Daily Archives: July 11, 2012

The Way

A good friend walked part of the Camino de Santiago a couple of years ago and when we saw that this movie was being shown at one of our local cinemas we knew we had to go.

Do you know of the Camino?  It is a Catholic pilgrimage route to the Cathedral of Santiago de Compostela in Galicia, Spain.  For more than 1,000 years pilgrims have traveled along the many Caminos/walking trails to Santiago. The trails  originate in various parts of Europe, some start and finish in Spain, and they all converge on Santiago de Compostela .

The most popular Camino walking trail is the Camino Frances. This part of the Camino de Santiago traditionally starts in St Jean Pied de Port in France and finishes some 780 kms later in Santiago de Compostela.  However you can start anywhere and even continue past Santiago to the sea at Finisterre.  Cape Finisterre was thought to be the end of the world in medieval times.

Now to the film.  Thomas Avery (Martin Sheen) is an American ophthalmologist who goes to France to retrieve the body of his son who was killed during a storm while walking the Camino.  After some soul-searching and to honour his son’s wishes to complete the journey, Tom decides to walk the ancient spiritual trail where his son died.  He decides to scatter his son’s ashes at various points along the way.  But he is an inexperienced distance walker (trekker) and he finds the going hard.

On his journey he falls in with three other pilgrims and together they make the journey across France and Spain to their destination.  Each is walking the camino for his/her own reasons and to solve a particular dilemma and during the walk Tom comes to realise that there is so much more to live for than his ‘ordinary’ life back in the States.

This is a movie well worth seeing if it comes to your area.  It is a collaboration between Sheen and his son Emilio Estevez who wrote and directed the movie. Estevez plays the role of the son in the movie. I imagine that it will have an effect on many who see this film even to the extent that some might decide to walk part or perhaps even the whole trail.

The Way is not bound up with religion although it ends in the Catholic Cathedral of St James.  For me it spoke of   finding out who we are and about living our lives in the company of others, fully aware of our surroundings, ourselves and others.

And one of the things that we do see in the movie, and which my friend also witnessed was the swinging of the Thurible – the huge incense burner that takes eight men to swing it.  Apparently this was a necessary piece of equipment in the olden days when pilgrims walked the track with no access to water for bathing and arrived at the journey’s end smiling and smelling.  The smell of the incense was to cover the other smells.

Thurible

For more on the Thurible (or The Botafumeiro) at the Cathedral see
Santiago-online.com

“One day you finally knew
what you had to do, and began,
though the voices around you
kept shouting their bad advice..”
From The Journey by Mary Oliver.

for the rest of this Mary Oliver poem click here.

More on Weddings

This is the post I originally wrote on Sunday and then after it was posted, I got cold feet and changed it.  However, I do know that some of you read the original before it was deleted and don’t appear to have been offended by it.  So I thought I would re-post it. The changed bit comes after the wedding quotes.
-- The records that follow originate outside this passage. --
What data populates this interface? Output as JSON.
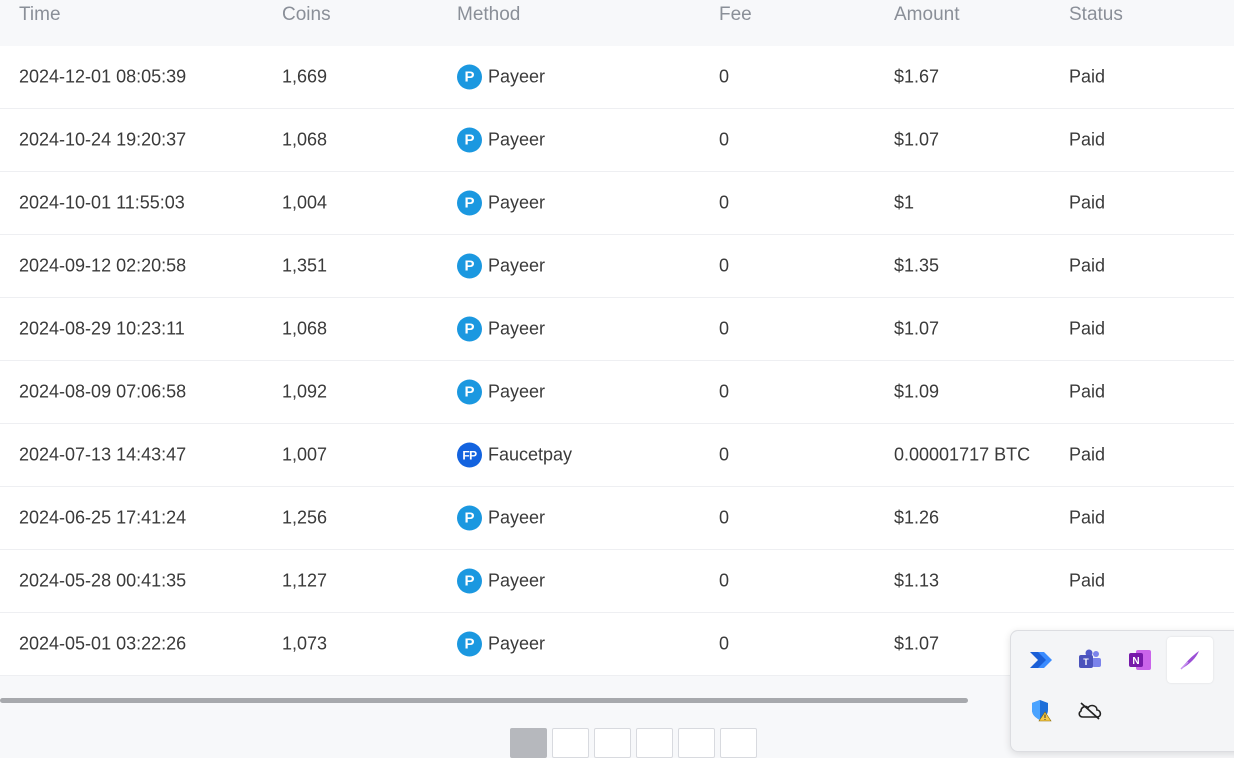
{
  "table": {
    "headers": {
      "time": "Time",
      "coins": "Coins",
      "method": "Method",
      "fee": "Fee",
      "amount": "Amount",
      "status": "Status"
    },
    "rows": [
      {
        "time": "2024-12-01 08:05:39",
        "coins": "1,669",
        "method_icon": "P",
        "method": "Payeer",
        "fee": "0",
        "amount": "$1.67",
        "status": "Paid"
      },
      {
        "time": "2024-10-24 19:20:37",
        "coins": "1,068",
        "method_icon": "P",
        "method": "Payeer",
        "fee": "0",
        "amount": "$1.07",
        "status": "Paid"
      },
      {
        "time": "2024-10-01 11:55:03",
        "coins": "1,004",
        "method_icon": "P",
        "method": "Payeer",
        "fee": "0",
        "amount": "$1",
        "status": "Paid"
      },
      {
        "time": "2024-09-12 02:20:58",
        "coins": "1,351",
        "method_icon": "P",
        "method": "Payeer",
        "fee": "0",
        "amount": "$1.35",
        "status": "Paid"
      },
      {
        "time": "2024-08-29 10:23:11",
        "coins": "1,068",
        "method_icon": "P",
        "method": "Payeer",
        "fee": "0",
        "amount": "$1.07",
        "status": "Paid"
      },
      {
        "time": "2024-08-09 07:06:58",
        "coins": "1,092",
        "method_icon": "P",
        "method": "Payeer",
        "fee": "0",
        "amount": "$1.09",
        "status": "Paid"
      },
      {
        "time": "2024-07-13 14:43:47",
        "coins": "1,007",
        "method_icon": "FP",
        "method": "Faucetpay",
        "fee": "0",
        "amount": "0.00001717 BTC",
        "status": "Paid"
      },
      {
        "time": "2024-06-25 17:41:24",
        "coins": "1,256",
        "method_icon": "P",
        "method": "Payeer",
        "fee": "0",
        "amount": "$1.26",
        "status": "Paid"
      },
      {
        "time": "2024-05-28 00:41:35",
        "coins": "1,127",
        "method_icon": "P",
        "method": "Payeer",
        "fee": "0",
        "amount": "$1.13",
        "status": "Paid"
      },
      {
        "time": "2024-05-01 03:22:26",
        "coins": "1,073",
        "method_icon": "P",
        "method": "Payeer",
        "fee": "0",
        "amount": "$1.07",
        "status": ""
      }
    ]
  },
  "icons": {
    "payeer": "payeer-icon",
    "faucetpay": "faucetpay-icon"
  },
  "colors": {
    "payeer": "#1b98e0",
    "faucetpay": "#1363df",
    "header_text": "#8a8f98",
    "body_text": "#3a3a3a"
  },
  "tray": {
    "icons": [
      "power-automate-icon",
      "teams-icon",
      "onenote-icon",
      "feather-pen-icon",
      "defender-warning-icon",
      "onedrive-offline-icon"
    ]
  }
}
It might be a little different to the original but you get the idea.

“I asked him what kind of a wedding he wished for,
He said one that would make me his wife.”
~Author Unknown

For several years I acted as the Wedding Coordinator at an historic church here in Wellington.  New Zealand is a very young country, so historic in this instance is only some 140 years.  However, I enjoyed my time there and loved being involved with so many brides and grooms.  Each year we had around 90 weddings, so there were plenty of people for me to interact with.

For whatever reason, today I found myself looking through some of the poems that had been read at the ceremonies.  Of course, there were those that were used again and again, eg  from Captain Corelli’s Mandolin

“….Love itself is what is left over when being in love has burned away,
and this is both an art and a fortunate accident.
Those that truly love, have roots that grow towards each other underground,
and when all the pretty blossom have fallen from their branches,
they find that they are one tree and not two…”

and the Apache Blessing

“Now you will feel no rain,
for each of you will be shelter for the other.
Now you will feel no cold,
for each of you will be warmth to the other.
Now there will be no loneliness,
for each of you will be a companion to the other.
Now you are two persons,
but there is only one life before you….”

and of course 1 Corinthians 13

“… Love suffers long and is kind; love does not envy; love does not parade itself, is not puffed up; 5does not behave rudely, does not seek its own, is not provoked, thinks no evil; does not rejoice in iniquity, but rejoices in the truth; bears all things, believes all things, hopes all things, endures all things…”

And many others.

And then I wondered about synchronicity being at work.  When I opened my emails today I found this. I apologise wholeheartedly to my blogging friends in Virginia but it is posted without malice.

Have a good day